━━━━━ Supplied material ━━━━━
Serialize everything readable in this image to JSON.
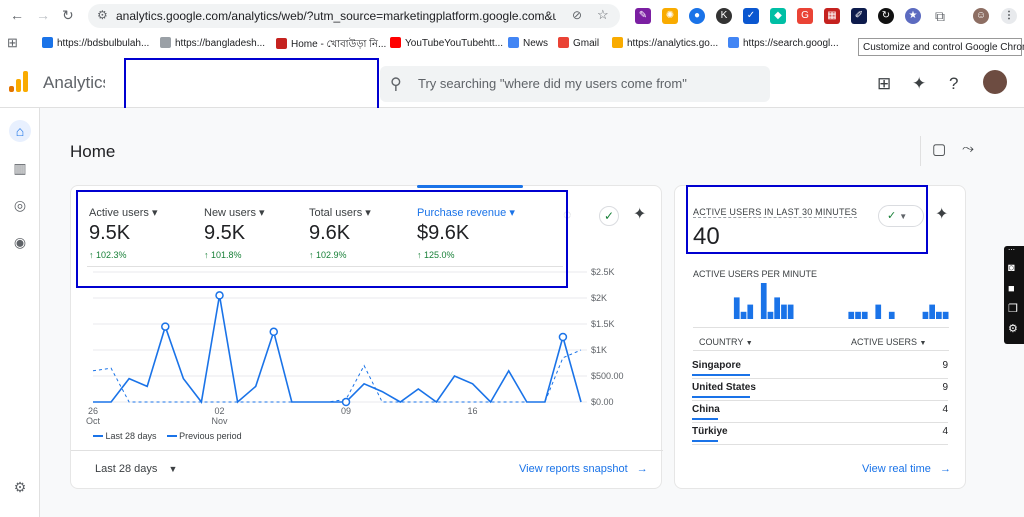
{
  "browser": {
    "url": "analytics.google.com/analytics/web/?utm_source=marketingplatform.google.com&utm_medi...",
    "tooltip": "Customize and control Google Chrome",
    "bookmarks": [
      {
        "label": "https://bdsbulbulah...",
        "color": "#1a73e8"
      },
      {
        "label": "https://bangladesh...",
        "color": "#9aa0a6"
      },
      {
        "label": "Home - খোবাউড়া নি...",
        "color": "#c5221f"
      },
      {
        "label": "YouTubeYouTubehtt...",
        "color": "#ff0000"
      },
      {
        "label": "News",
        "color": "#4285f4"
      },
      {
        "label": "Gmail",
        "color": "#ea4335"
      },
      {
        "label": "https://analytics.go...",
        "color": "#f9ab00"
      },
      {
        "label": "https://search.googl...",
        "color": "#4285f4"
      }
    ]
  },
  "header": {
    "product": "Analytics",
    "search_placeholder": "Try searching \"where did my users come from\""
  },
  "page": {
    "title": "Home"
  },
  "metrics": [
    {
      "label": "Active users",
      "value": "9.5K",
      "delta": "↑ 102.3%"
    },
    {
      "label": "New users",
      "value": "9.5K",
      "delta": "↑ 101.8%"
    },
    {
      "label": "Total users",
      "value": "9.6K",
      "delta": "↑ 102.9%"
    },
    {
      "label": "Purchase revenue",
      "value": "$9.6K",
      "delta": "↑ 125.0%"
    }
  ],
  "chart_data": {
    "type": "line",
    "ylim": [
      0,
      2500
    ],
    "yticks": [
      "$0.00",
      "$500.00",
      "$1K",
      "$1.5K",
      "$2K",
      "$2.5K"
    ],
    "xticks": [
      {
        "label": "26",
        "sub": "Oct",
        "index": 0
      },
      {
        "label": "02",
        "sub": "Nov",
        "index": 7
      },
      {
        "label": "09",
        "sub": "",
        "index": 14
      },
      {
        "label": "16",
        "sub": "",
        "index": 21
      }
    ],
    "series": [
      {
        "name": "Last 28 days",
        "style": "solid",
        "color": "#1a73e8",
        "values": [
          0,
          0,
          450,
          300,
          1450,
          450,
          0,
          2050,
          0,
          300,
          1350,
          0,
          0,
          0,
          0,
          350,
          200,
          0,
          250,
          0,
          500,
          350,
          0,
          600,
          0,
          0,
          1250,
          0
        ],
        "markers": [
          4,
          7,
          10,
          14,
          26
        ]
      },
      {
        "name": "Previous period",
        "style": "dashed",
        "color": "#1a73e8",
        "values": [
          600,
          650,
          0,
          0,
          0,
          0,
          0,
          0,
          0,
          0,
          0,
          0,
          0,
          0,
          50,
          700,
          0,
          0,
          0,
          0,
          0,
          0,
          0,
          0,
          0,
          0,
          850,
          1000
        ]
      }
    ]
  },
  "left_card": {
    "date_range": "Last 28 days",
    "link": "View reports snapshot"
  },
  "realtime": {
    "heading": "ACTIVE USERS IN LAST 30 MINUTES",
    "count": "40",
    "per_minute_label": "ACTIVE USERS PER MINUTE",
    "per_minute": [
      0,
      0,
      0,
      0,
      0,
      0,
      3,
      1,
      2,
      0,
      5,
      1,
      3,
      2,
      2,
      0,
      0,
      0,
      0,
      0,
      0,
      0,
      0,
      1,
      1,
      1,
      0,
      2,
      0,
      1,
      0,
      0,
      0,
      0,
      1,
      2,
      1,
      1
    ],
    "country_header": "COUNTRY",
    "users_header": "ACTIVE USERS",
    "rows": [
      {
        "country": "Singapore",
        "users": "9",
        "share": 1.0
      },
      {
        "country": "United States",
        "users": "9",
        "share": 1.0
      },
      {
        "country": "China",
        "users": "4",
        "share": 0.44
      },
      {
        "country": "Türkiye",
        "users": "4",
        "share": 0.44
      }
    ],
    "link": "View real time"
  },
  "colors": {
    "accent": "#1a73e8",
    "positive": "#188038",
    "highlight_box": "#0000d0"
  }
}
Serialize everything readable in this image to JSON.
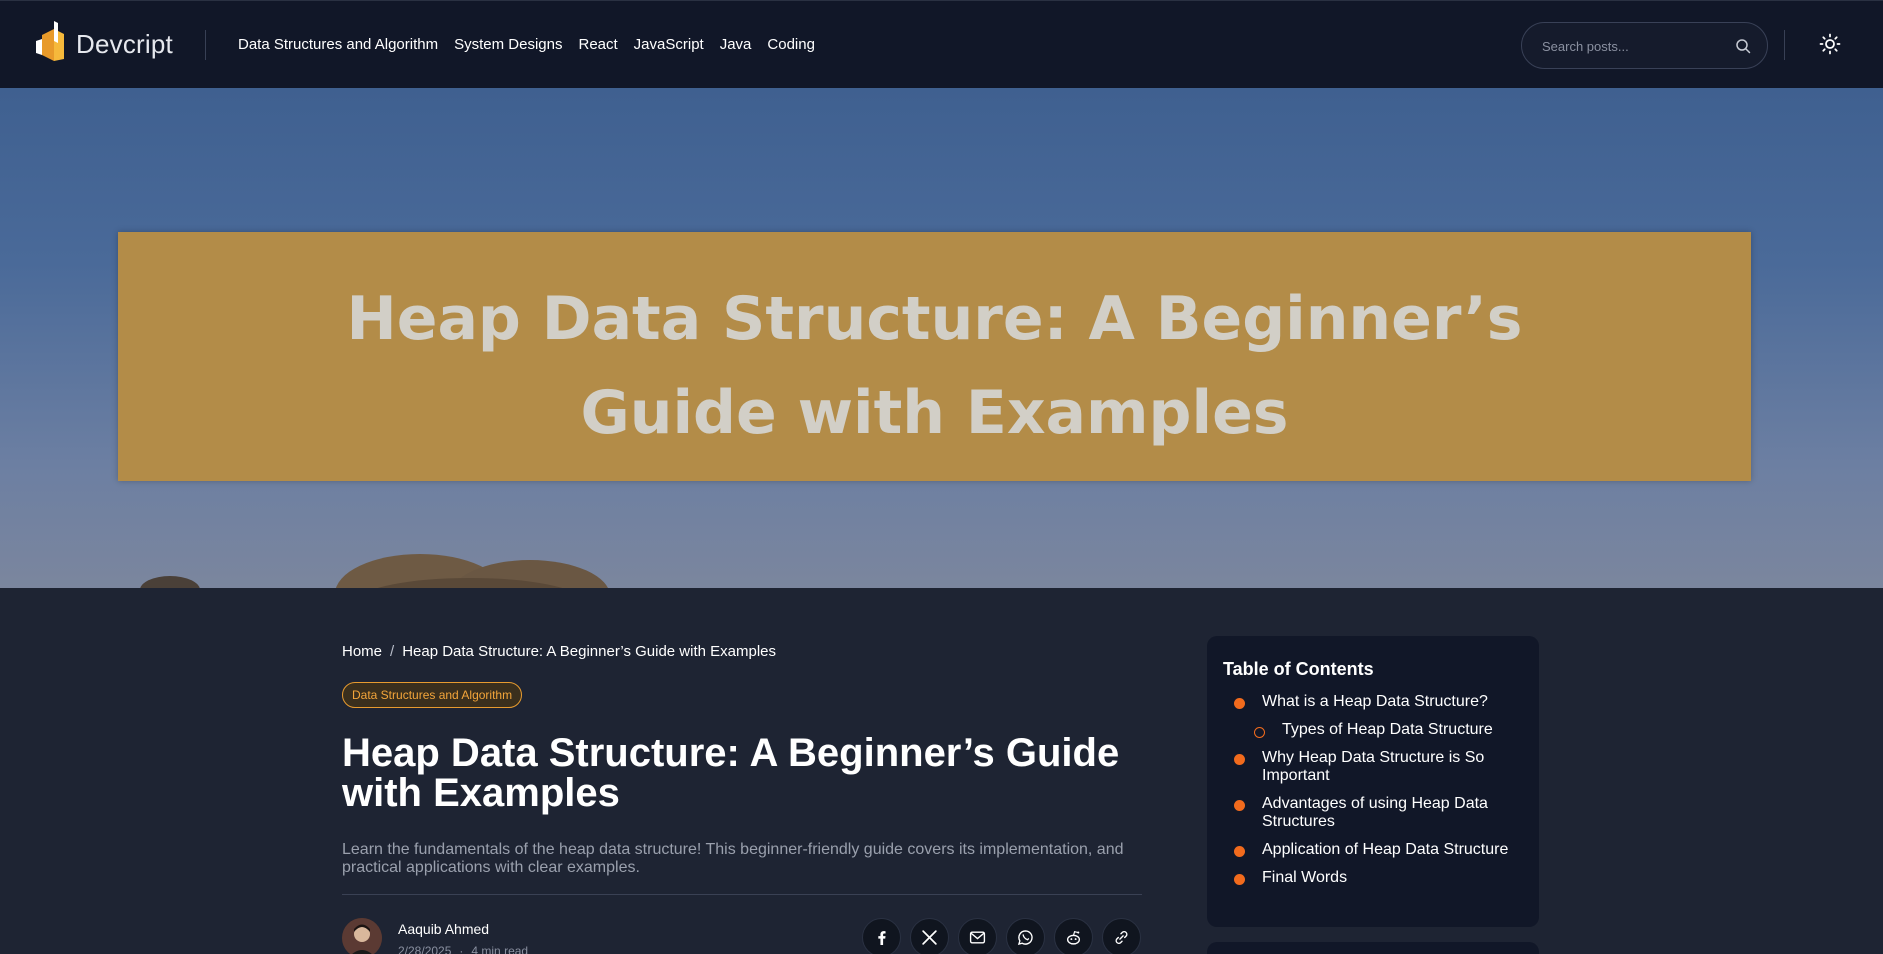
{
  "header": {
    "logo_text": "Devcript",
    "nav": [
      {
        "label": "Data Structures and Algorithm"
      },
      {
        "label": "System Designs"
      },
      {
        "label": "React"
      },
      {
        "label": "JavaScript"
      },
      {
        "label": "Java"
      },
      {
        "label": "Coding"
      }
    ],
    "search": {
      "placeholder": "Search posts...",
      "value": ""
    },
    "icons": {
      "search": "search-icon",
      "theme": "sun-icon"
    }
  },
  "hero": {
    "title_line1": "Heap Data Structure: A Beginner’s",
    "title_line2": "Guide with Examples"
  },
  "breadcrumb": {
    "home": "Home",
    "separator": "/",
    "current": "Heap Data Structure: A Beginner’s Guide with Examples"
  },
  "article": {
    "category": "Data Structures and Algorithm",
    "title": "Heap Data Structure: A Beginner’s Guide with Examples",
    "description": "Learn the fundamentals of the heap data structure! This beginner-friendly guide covers its implementation, and practical applications with clear examples.",
    "author": {
      "name": "Aaquib Ahmed",
      "date": "2/28/2025",
      "dot": "·",
      "read_time": "4 min read"
    }
  },
  "share": [
    {
      "name": "facebook-icon"
    },
    {
      "name": "x-icon"
    },
    {
      "name": "mail-icon"
    },
    {
      "name": "whatsapp-icon"
    },
    {
      "name": "reddit-icon"
    },
    {
      "name": "link-icon"
    }
  ],
  "toc": {
    "title": "Table of Contents",
    "items": [
      {
        "label": "What is a Heap Data Structure?",
        "sub": false
      },
      {
        "label": "Types of Heap Data Structure",
        "sub": true
      },
      {
        "label": "Why Heap Data Structure is So Important",
        "sub": false
      },
      {
        "label": "Advantages of using Heap Data Structures",
        "sub": false
      },
      {
        "label": "Application of Heap Data Structure",
        "sub": false
      },
      {
        "label": "Final Words",
        "sub": false
      }
    ]
  },
  "colors": {
    "page_bg": "#1e2433",
    "header_bg": "#111728",
    "accent": "#f26b1d",
    "badge": "#f3a53a",
    "banner": "#b38c48"
  }
}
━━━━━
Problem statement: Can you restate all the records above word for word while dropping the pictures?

Worked solution:
Serialize everything readable in this image to JSON.
{
  "browser": {
    "url": "analytics.google.com/analytics/web/?utm_source=marketingplatform.google.com&utm_medi...",
    "tooltip": "Customize and control Google Chrome",
    "bookmarks": [
      {
        "label": "https://bdsbulbulah...",
        "color": "#1a73e8"
      },
      {
        "label": "https://bangladesh...",
        "color": "#9aa0a6"
      },
      {
        "label": "Home - খোবাউড়া নি...",
        "color": "#c5221f"
      },
      {
        "label": "YouTubeYouTubehtt...",
        "color": "#ff0000"
      },
      {
        "label": "News",
        "color": "#4285f4"
      },
      {
        "label": "Gmail",
        "color": "#ea4335"
      },
      {
        "label": "https://analytics.go...",
        "color": "#f9ab00"
      },
      {
        "label": "https://search.googl...",
        "color": "#4285f4"
      }
    ]
  },
  "header": {
    "product": "Analytics",
    "search_placeholder": "Try searching \"where did my users come from\""
  },
  "page": {
    "title": "Home"
  },
  "metrics": [
    {
      "label": "Active users",
      "value": "9.5K",
      "delta": "↑ 102.3%"
    },
    {
      "label": "New users",
      "value": "9.5K",
      "delta": "↑ 101.8%"
    },
    {
      "label": "Total users",
      "value": "9.6K",
      "delta": "↑ 102.9%"
    },
    {
      "label": "Purchase revenue",
      "value": "$9.6K",
      "delta": "↑ 125.0%"
    }
  ],
  "chart_data": {
    "type": "line",
    "ylim": [
      0,
      2500
    ],
    "yticks": [
      "$0.00",
      "$500.00",
      "$1K",
      "$1.5K",
      "$2K",
      "$2.5K"
    ],
    "xticks": [
      {
        "label": "26",
        "sub": "Oct",
        "index": 0
      },
      {
        "label": "02",
        "sub": "Nov",
        "index": 7
      },
      {
        "label": "09",
        "sub": "",
        "index": 14
      },
      {
        "label": "16",
        "sub": "",
        "index": 21
      }
    ],
    "series": [
      {
        "name": "Last 28 days",
        "style": "solid",
        "color": "#1a73e8",
        "values": [
          0,
          0,
          450,
          300,
          1450,
          450,
          0,
          2050,
          0,
          300,
          1350,
          0,
          0,
          0,
          0,
          350,
          200,
          0,
          250,
          0,
          500,
          350,
          0,
          600,
          0,
          0,
          1250,
          0
        ],
        "markers": [
          4,
          7,
          10,
          14,
          26
        ]
      },
      {
        "name": "Previous period",
        "style": "dashed",
        "color": "#1a73e8",
        "values": [
          600,
          650,
          0,
          0,
          0,
          0,
          0,
          0,
          0,
          0,
          0,
          0,
          0,
          0,
          50,
          700,
          0,
          0,
          0,
          0,
          0,
          0,
          0,
          0,
          0,
          0,
          850,
          1000
        ]
      }
    ]
  },
  "left_card": {
    "date_range": "Last 28 days",
    "link": "View reports snapshot"
  },
  "realtime": {
    "heading": "ACTIVE USERS IN LAST 30 MINUTES",
    "count": "40",
    "per_minute_label": "ACTIVE USERS PER MINUTE",
    "per_minute": [
      0,
      0,
      0,
      0,
      0,
      0,
      3,
      1,
      2,
      0,
      5,
      1,
      3,
      2,
      2,
      0,
      0,
      0,
      0,
      0,
      0,
      0,
      0,
      1,
      1,
      1,
      0,
      2,
      0,
      1,
      0,
      0,
      0,
      0,
      1,
      2,
      1,
      1
    ],
    "country_header": "COUNTRY",
    "users_header": "ACTIVE USERS",
    "rows": [
      {
        "country": "Singapore",
        "users": "9",
        "share": 1.0
      },
      {
        "country": "United States",
        "users": "9",
        "share": 1.0
      },
      {
        "country": "China",
        "users": "4",
        "share": 0.44
      },
      {
        "country": "Türkiye",
        "users": "4",
        "share": 0.44
      }
    ],
    "link": "View real time"
  },
  "colors": {
    "accent": "#1a73e8",
    "positive": "#188038",
    "highlight_box": "#0000d0"
  }
}
Serialize everything readable in this image to JSON.
{
  "header": {
    "logo_text": "Devcript",
    "nav": [
      {
        "label": "Data Structures and Algorithm"
      },
      {
        "label": "System Designs"
      },
      {
        "label": "React"
      },
      {
        "label": "JavaScript"
      },
      {
        "label": "Java"
      },
      {
        "label": "Coding"
      }
    ],
    "search": {
      "placeholder": "Search posts...",
      "value": ""
    },
    "icons": {
      "search": "search-icon",
      "theme": "sun-icon"
    }
  },
  "hero": {
    "title_line1": "Heap Data Structure: A Beginner’s",
    "title_line2": "Guide with Examples"
  },
  "breadcrumb": {
    "home": "Home",
    "separator": "/",
    "current": "Heap Data Structure: A Beginner’s Guide with Examples"
  },
  "article": {
    "category": "Data Structures and Algorithm",
    "title": "Heap Data Structure: A Beginner’s Guide with Examples",
    "description": "Learn the fundamentals of the heap data structure! This beginner-friendly guide covers its implementation, and practical applications with clear examples.",
    "author": {
      "name": "Aaquib Ahmed",
      "date": "2/28/2025",
      "dot": "·",
      "read_time": "4 min read"
    }
  },
  "share": [
    {
      "name": "facebook-icon"
    },
    {
      "name": "x-icon"
    },
    {
      "name": "mail-icon"
    },
    {
      "name": "whatsapp-icon"
    },
    {
      "name": "reddit-icon"
    },
    {
      "name": "link-icon"
    }
  ],
  "toc": {
    "title": "Table of Contents",
    "items": [
      {
        "label": "What is a Heap Data Structure?",
        "sub": false
      },
      {
        "label": "Types of Heap Data Structure",
        "sub": true
      },
      {
        "label": "Why Heap Data Structure is So Important",
        "sub": false
      },
      {
        "label": "Advantages of using Heap Data Structures",
        "sub": false
      },
      {
        "label": "Application of Heap Data Structure",
        "sub": false
      },
      {
        "label": "Final Words",
        "sub": false
      }
    ]
  },
  "colors": {
    "page_bg": "#1e2433",
    "header_bg": "#111728",
    "accent": "#f26b1d",
    "badge": "#f3a53a",
    "banner": "#b38c48"
  }
}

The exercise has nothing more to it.